4. Christmas was interesting. We are perhaps more tired now than we were before! Jeff and I were Mary and Joseph in the play in the barn on Christmas Eve, complete with calves which pushed out of their pen at the end of the play (and then stood in the hall, very unsure of what to do!). We had a big meal both Christmas Eve and Christmas, lots of cultural events since then, a New Years game night put on by yours truly, and now we are celebrating Three Kings and singing lots. Yikes. The weavery is calling my name.
So. We have two conflicting desires right now. The general theme of the season and holiday is rest, and we are resting. But we are also feeling the urge to get going here, and organize ourselves. The day to day stuff is old hat to us, because we have experienced most of that since October. However, there are administrative things that we are learning now, and part of that is organizing the house so that we can understand it and administer! The office needs a clean-up (overhaul?), medicine needs attention, monthly reports, and all the Christmas refuse needs to be dealt with. When we return to work on Thursday, I will be in the house cooking and doing what needs doing in the morning, and Jeff will technically be “in the house” in the afternoons. For him, that means organizing things, running errands, being nurse if someone is sick, and otherwise going to work in the garden if there is nothing here to do. Anyway, we will both have loads of time to do what needs doing here, and somehow I cannot believe that we will actually need all of that time. So we are trying to resist the urge to get moving, enjoy the relaxing time, and use the time allotted to us later.
Weather—feels like home, which is to say, incredibly cold and snowy for people here. There is an arctic air mass blah-de-blah and its cold. The irritating part of this is that there is still ice on the roads and it can be quite “slippy” in places. So the community has made the decision that none of the “villagers” should go walking about unaccompanied until further notice. Jeff and I both raised our eyebrows at that. Right now, there are two of us here and five people who are to be escorted everywhere. It is not practical, and most often not necessary. One would have to try pretty hard to slip on the path we take to and fro. So that has been annoying, but we are too-proud Minnesotans who know how to walk (and even drive!) on ice and we should remember it, so we have kept out mouths shut. Meanwhile, our people often “forget” that they need one of us with and walk to the hall alone anyway.

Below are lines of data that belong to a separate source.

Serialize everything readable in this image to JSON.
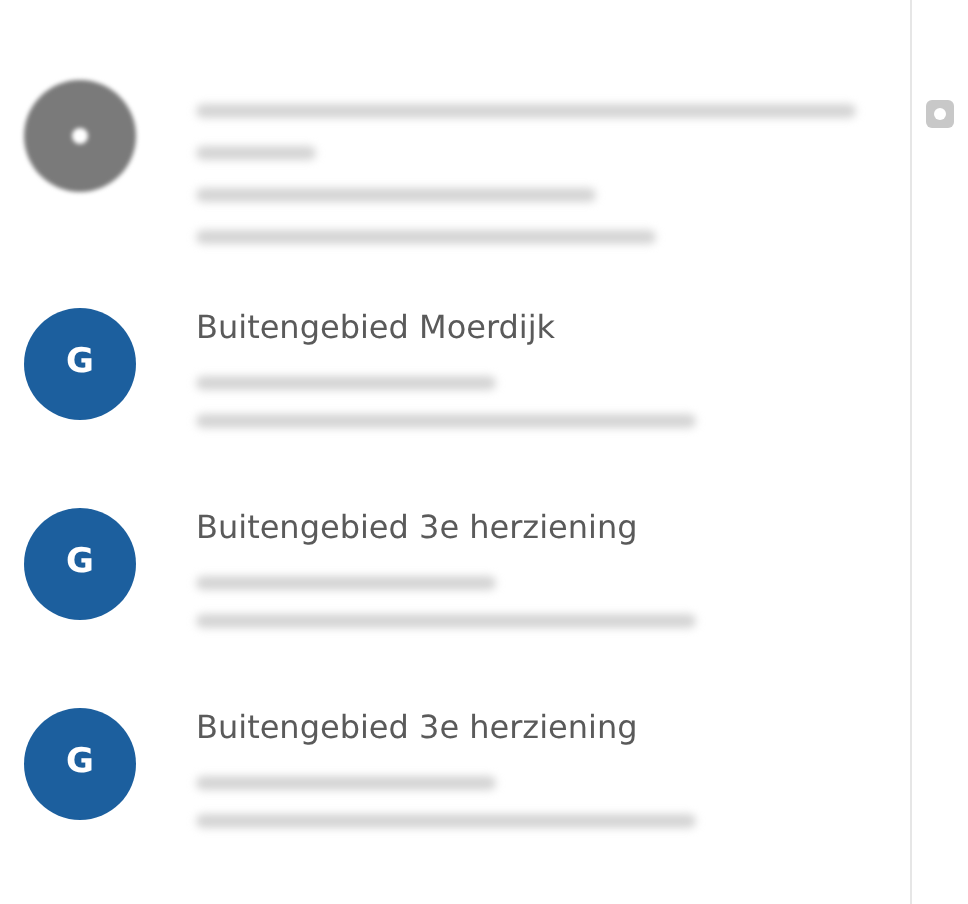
{
  "results": [
    {
      "kind": "redacted"
    },
    {
      "kind": "plan",
      "avatar": "G",
      "title": "Buitengebied Moerdijk"
    },
    {
      "kind": "plan",
      "avatar": "G",
      "title": "Buitengebied 3e herziening"
    },
    {
      "kind": "plan",
      "avatar": "G",
      "title": "Buitengebied 3e herziening"
    }
  ]
}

This reminds me. There are no inbetweener aged people here. Either you are 20 or 50, or a child of a person who chooses to live here. This is a general problem in Camphill, finding people to carry the torch if you will. Anja, our mentor here and a really lovely woman, has been making sideways comments about us staying on for life here. Beyond us, there is one guy in his 20s like us who may stick around in community for a while, but that’s it. Stagnataion.
Well, that is all for now. Happy winter!